Driven by its vision of “Turkey’s data should stay in Turkey” when it opened its Gebze, Istanbul data centre in 2016, Turkcell has done it again in Izmir. The newly opened data centre there is the only holder of a Tier 3 certificate in the Aegean region of Turkey.
Turkey is keen on data sovereignty and the country works broadly in line with the EU’s recently adopted General Data Protection Regulation.
Turkcell Izmir Data Centre has a white space of 2,400 square meters and an indoor area of 14,500 square meters, and is resistant against natural disasters, particularly earthquakes, as the centre uses domestically produced seismic isolators in its floors.
The number of provinces where Turkcell invests in for next-generation data centres will reach four upon the completion of data centres planned to be opened in Ankara next year, and then in Corlu.
Binali Yildirim, prime minister of Turkey took part in the opening alongside Kaan Terzioglu, CEO of Turkcell. Terzioglu said: “We are the largest data centre and cloud services operator in Turkey. We will additionally open Ankara and Corlu data centres respectively in the upcoming two years. Once they are put into operation, our total volume of investments in next-generation data centers will reach TRY 2bn ($425m).”
He added: “We are going through an era where the source of power undergoes a change in the world. Now, data is the biggest power. As a country, if we intend to have a say in the new period, we have to retain our digital data in our country and turn it into digital services through data processing.”
Turkcell’s Yaani search engine is among the services that generate the highest volume of data, along with its BiP, fizy, lifebox, TV+ and Paycell digital services. The data consumed in these Turkcell services accounts for 8.5% of the data across Turkcell’s own network.
Terzioglu said: “This percentage will increase in the upcoming period. Currently, Turkey stores up to 96% of its data abroad. We have taken significant steps towards changing this fact. We will reach a total white space capacity of 37,900 square meters upon the kick-off of our Ankara and Corlu data centres.”
Earlier this month, Turkcell and Russia’s internet company Mail.ru Group announced they are working together to expand their digital footprint globally. Turkcell Group, including its subsidiary Lifecell Ventures, and Mail.ru Group are focusing on both email solutions and social media platforms.

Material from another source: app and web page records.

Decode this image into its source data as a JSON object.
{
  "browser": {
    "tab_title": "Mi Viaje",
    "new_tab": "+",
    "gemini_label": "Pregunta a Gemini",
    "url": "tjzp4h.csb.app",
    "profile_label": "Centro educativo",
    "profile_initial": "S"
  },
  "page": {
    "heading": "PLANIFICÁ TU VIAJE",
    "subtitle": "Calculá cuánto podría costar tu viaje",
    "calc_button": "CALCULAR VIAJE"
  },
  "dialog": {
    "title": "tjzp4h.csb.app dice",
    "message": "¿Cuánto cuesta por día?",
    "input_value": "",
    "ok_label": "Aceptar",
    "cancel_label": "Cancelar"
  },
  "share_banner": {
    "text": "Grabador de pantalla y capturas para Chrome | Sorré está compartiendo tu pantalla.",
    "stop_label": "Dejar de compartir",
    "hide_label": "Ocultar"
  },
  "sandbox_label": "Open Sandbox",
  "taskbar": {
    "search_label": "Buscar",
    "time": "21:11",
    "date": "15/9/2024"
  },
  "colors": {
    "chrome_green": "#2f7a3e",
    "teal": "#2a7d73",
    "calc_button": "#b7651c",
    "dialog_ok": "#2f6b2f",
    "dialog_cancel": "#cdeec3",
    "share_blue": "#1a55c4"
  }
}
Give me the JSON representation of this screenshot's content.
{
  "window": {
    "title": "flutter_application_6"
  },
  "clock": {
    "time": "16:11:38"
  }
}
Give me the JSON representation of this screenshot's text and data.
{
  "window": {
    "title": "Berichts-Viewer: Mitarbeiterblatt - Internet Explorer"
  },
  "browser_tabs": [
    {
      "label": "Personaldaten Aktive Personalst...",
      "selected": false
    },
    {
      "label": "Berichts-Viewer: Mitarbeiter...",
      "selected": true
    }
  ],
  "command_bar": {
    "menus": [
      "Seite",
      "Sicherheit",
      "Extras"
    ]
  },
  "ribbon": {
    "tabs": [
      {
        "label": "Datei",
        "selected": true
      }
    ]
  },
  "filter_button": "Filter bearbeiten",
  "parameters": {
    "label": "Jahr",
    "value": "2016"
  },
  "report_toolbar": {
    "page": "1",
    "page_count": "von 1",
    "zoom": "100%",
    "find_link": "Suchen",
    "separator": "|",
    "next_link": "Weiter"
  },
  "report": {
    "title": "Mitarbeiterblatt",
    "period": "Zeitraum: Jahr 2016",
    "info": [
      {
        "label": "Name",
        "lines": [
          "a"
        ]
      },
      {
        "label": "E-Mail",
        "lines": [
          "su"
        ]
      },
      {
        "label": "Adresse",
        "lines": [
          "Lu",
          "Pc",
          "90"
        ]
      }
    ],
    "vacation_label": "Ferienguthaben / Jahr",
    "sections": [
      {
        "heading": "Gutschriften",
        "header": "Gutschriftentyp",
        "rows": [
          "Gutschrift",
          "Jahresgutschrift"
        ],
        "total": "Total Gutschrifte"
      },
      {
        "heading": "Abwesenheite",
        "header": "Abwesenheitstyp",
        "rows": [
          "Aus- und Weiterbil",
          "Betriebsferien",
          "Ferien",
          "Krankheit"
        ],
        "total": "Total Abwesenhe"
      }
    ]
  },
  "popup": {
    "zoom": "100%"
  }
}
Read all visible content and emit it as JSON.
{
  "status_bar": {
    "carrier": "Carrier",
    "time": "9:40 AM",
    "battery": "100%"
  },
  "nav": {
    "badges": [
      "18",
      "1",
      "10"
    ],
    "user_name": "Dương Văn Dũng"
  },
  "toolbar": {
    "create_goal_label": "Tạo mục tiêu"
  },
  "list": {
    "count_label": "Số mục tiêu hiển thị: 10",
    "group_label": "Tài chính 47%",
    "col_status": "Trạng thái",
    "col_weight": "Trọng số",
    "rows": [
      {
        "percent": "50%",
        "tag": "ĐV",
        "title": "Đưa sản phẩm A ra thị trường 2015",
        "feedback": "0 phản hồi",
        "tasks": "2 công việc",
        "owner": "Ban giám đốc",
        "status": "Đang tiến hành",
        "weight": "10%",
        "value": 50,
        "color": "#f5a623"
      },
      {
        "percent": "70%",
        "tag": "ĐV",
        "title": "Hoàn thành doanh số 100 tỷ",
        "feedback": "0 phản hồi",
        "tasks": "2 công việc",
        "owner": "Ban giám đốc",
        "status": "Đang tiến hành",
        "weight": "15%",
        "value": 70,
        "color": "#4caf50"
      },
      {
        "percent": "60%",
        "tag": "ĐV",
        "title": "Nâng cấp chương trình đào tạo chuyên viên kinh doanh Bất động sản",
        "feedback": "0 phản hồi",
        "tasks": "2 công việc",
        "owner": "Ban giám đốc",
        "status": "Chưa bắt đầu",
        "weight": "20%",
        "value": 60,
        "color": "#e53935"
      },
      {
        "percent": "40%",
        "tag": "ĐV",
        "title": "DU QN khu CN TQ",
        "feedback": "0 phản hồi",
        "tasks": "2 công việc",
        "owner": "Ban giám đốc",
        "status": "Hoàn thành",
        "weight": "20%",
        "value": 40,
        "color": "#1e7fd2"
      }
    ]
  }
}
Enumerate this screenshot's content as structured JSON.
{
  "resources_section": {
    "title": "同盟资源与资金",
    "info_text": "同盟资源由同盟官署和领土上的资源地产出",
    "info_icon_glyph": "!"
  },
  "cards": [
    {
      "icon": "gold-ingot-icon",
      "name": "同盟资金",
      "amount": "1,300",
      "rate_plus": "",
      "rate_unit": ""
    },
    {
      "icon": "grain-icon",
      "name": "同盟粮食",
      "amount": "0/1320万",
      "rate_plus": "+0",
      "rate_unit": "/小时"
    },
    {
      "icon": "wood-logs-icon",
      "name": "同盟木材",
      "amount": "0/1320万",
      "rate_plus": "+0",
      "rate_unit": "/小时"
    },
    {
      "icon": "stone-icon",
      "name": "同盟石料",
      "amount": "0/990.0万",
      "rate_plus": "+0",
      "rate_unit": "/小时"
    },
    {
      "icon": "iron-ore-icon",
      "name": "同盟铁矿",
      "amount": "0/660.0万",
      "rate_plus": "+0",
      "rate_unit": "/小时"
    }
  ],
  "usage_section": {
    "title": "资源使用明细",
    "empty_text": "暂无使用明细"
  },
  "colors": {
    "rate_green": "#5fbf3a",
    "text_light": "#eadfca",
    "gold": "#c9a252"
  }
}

Turkcell Group companies operate in eight countries and regions outside Turkey, offering mobile and other digital services in The Netherlands, Ukraine, Belarus, Northern Cyprus, Germany, Azerbaijan, Kazakhstan and Moldova.